Chernobyl: Consequences of the Catastrophe for People and the Environment was published by the New York Academy of Sciences. It is authored by three noted scientists:
The book is solidly based--on health data, radiological surveys and scientific reports--some 5,000 in all.
It concludes that based on records now available, some 985,000 people died, mainly of cancer, as a result of theChernobyl accident.

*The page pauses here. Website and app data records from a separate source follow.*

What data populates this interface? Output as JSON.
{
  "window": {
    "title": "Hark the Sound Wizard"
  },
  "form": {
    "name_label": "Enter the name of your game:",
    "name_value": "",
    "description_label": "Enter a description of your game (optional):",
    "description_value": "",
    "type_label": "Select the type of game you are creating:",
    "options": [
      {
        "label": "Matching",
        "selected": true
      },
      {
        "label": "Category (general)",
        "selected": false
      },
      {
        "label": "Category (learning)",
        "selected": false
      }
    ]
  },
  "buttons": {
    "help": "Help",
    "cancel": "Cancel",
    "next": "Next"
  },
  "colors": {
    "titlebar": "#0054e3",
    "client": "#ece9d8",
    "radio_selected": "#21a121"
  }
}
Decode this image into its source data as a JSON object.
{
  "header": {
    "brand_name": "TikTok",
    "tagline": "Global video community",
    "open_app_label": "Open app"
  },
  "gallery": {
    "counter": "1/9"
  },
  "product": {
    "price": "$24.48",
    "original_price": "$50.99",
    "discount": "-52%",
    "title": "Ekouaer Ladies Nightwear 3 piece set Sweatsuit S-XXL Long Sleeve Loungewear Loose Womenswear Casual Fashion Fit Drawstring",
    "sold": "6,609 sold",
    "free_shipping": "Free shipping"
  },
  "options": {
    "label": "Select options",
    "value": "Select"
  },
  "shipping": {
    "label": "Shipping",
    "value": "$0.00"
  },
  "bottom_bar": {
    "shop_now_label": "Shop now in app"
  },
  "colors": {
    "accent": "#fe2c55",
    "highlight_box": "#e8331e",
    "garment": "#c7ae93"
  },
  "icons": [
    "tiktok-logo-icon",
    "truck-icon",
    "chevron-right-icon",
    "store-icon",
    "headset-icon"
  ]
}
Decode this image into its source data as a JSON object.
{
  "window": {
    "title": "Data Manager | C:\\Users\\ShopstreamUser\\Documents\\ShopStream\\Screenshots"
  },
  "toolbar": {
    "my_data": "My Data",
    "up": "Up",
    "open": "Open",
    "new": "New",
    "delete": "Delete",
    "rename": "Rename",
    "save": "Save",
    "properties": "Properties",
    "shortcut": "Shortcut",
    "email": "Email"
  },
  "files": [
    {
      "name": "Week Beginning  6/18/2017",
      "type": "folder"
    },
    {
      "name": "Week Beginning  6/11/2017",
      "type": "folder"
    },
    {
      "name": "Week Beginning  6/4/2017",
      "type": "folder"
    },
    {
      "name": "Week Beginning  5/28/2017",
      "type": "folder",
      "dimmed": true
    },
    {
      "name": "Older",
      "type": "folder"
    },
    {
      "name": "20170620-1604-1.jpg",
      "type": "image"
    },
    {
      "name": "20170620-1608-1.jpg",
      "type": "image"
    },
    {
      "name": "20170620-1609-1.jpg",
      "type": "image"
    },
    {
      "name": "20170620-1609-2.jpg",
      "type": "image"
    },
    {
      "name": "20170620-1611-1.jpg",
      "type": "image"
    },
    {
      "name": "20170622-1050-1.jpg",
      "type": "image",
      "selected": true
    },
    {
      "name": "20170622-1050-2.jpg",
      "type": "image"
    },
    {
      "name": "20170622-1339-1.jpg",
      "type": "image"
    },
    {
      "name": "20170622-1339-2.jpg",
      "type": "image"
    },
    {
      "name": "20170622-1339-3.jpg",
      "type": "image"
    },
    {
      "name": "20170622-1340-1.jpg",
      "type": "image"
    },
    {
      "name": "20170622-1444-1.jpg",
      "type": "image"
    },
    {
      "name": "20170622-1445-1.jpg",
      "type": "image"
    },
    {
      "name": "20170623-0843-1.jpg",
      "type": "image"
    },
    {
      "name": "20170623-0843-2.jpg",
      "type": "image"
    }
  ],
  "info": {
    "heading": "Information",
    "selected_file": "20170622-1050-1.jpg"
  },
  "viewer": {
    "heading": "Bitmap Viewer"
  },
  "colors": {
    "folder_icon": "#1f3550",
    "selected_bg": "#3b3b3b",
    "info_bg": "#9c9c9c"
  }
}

That is between when the accident occurred in 1986 and 2004. More deaths, it projects, will follow.
The book explodes the claim of the International Atomic Energy Agency--still on its website that the expected death toll from the Chernobyl accident will be 4,000. The IAEA, the new book shows, is underestimating, to the extreme, the casualties of Chernobyl.
Alice Slater, representative in New York of the Nuclear Age Peace Foundation, comments: "The tragic news uncovered by the comprehensive new research that almost one million people died in the toxic aftermath of Chernobyl should be a wake-up call to people all over the world to petition their governments to put a halt to the current industry-driven "nuclear renaissance.' Aided by a corrupt IAEA, the world has been subjected to a massive cover-up and deception about the true damages caused by Chernobyl."
Further worsening the situation, she said, has been "the collusive agreement between the IAEA and the World Health Organization in which the WHO is precluded from publishing any research on radiation effects without consultation with the IAEA." WHO, the public health arm of the UN, has supported the IAEA's claim that 4,000 will die as a result of the accident.